The 1.3 Trillion-Euro Domino Effect

As mentioned in my February column, there are many banks all across Europe that have exposure to Eastern Europe.

In fact, Western European banks have 1.3 trillion euros ($1.8 trillion) worth of exposure to the region.

And the usually conservative Swedes are particularly vulnerable to a fallout from the Baltic states, with their banks having $75 billion at risk. So if governments devalue their currencies, banks that have outstanding loans in those countries will suffer devastating losses because the money that is repaid to them will be worth far less that what was originally lent out.

As I mentioned in my previous column, this could cause a flight to safety into the U.S. dollar. Here are two ways to play that trend…

Two Ways To Play The Eastern European Meltdown

~ iShares MSCI Sweden Index (AMEX: EWD): As I mentioned, Sweden’s banks are heavily exposed to Eastern Europe, so this is one country collectively holding its breath. This ETF tracks the price and yield performance of Swedish shares on the Stockholm Stock Exchange, and in addition to the serious pressure it faces from Eastern Europe, EWD also bounced over 70% from its lows and is due for a correction. You can short EWD or buy put options on it.

~ iShares MSCI Austria Index (AMEX: EWO): Like Sweden, Austrian banks also have a lot of exposure to Eastern Europe’s woes. And like EWD, this ETF seeks to replicate the performance of Austrian shares that trade on the Vienna Stock Exchange. EWO has doubled from its lows just three months ago and you can short it or buy put options if you want to play the downside.
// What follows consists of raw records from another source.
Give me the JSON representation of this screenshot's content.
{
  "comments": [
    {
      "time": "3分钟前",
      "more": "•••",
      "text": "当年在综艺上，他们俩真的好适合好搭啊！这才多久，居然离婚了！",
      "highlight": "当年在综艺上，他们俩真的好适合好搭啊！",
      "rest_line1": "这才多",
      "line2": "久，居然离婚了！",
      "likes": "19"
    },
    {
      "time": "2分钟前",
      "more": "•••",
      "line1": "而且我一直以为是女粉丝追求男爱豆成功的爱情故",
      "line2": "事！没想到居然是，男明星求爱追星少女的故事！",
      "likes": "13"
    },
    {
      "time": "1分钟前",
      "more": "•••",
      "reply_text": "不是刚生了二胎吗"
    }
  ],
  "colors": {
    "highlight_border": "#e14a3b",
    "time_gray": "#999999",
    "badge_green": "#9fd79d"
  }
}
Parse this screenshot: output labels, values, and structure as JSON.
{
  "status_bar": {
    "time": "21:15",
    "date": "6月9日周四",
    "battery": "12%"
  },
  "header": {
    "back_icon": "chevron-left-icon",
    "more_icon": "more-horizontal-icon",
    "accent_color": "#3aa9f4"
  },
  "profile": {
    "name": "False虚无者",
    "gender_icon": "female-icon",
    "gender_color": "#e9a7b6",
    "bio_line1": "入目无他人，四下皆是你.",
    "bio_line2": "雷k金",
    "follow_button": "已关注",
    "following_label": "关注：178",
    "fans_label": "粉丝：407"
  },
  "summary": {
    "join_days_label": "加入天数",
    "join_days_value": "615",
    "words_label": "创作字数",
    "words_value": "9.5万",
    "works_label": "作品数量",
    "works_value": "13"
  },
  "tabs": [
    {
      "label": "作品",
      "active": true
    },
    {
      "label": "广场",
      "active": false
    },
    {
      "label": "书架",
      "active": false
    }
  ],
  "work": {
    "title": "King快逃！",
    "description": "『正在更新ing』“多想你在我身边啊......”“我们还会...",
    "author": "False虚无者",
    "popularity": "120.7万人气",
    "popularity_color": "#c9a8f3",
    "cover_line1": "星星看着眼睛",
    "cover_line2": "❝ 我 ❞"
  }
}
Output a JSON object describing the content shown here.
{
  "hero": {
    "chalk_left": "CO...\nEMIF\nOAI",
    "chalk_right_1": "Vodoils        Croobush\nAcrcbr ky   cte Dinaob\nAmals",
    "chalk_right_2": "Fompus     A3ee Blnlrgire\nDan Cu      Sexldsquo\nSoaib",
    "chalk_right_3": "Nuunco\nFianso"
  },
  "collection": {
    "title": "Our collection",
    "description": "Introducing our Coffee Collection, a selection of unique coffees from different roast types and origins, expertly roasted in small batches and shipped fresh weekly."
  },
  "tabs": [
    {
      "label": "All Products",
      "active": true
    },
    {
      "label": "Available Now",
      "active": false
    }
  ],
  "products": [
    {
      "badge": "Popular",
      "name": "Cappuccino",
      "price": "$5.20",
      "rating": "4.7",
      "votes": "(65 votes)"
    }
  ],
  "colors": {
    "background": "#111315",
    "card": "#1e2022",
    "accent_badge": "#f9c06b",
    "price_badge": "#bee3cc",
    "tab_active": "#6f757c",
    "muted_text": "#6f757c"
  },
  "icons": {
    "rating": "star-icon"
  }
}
For more on Europe’s woes, be sure to check out the recent column from my colleague (and one of my favorite Europeans) Martin Denholm.

Marc Lichtenfeld


Disclosure: No positions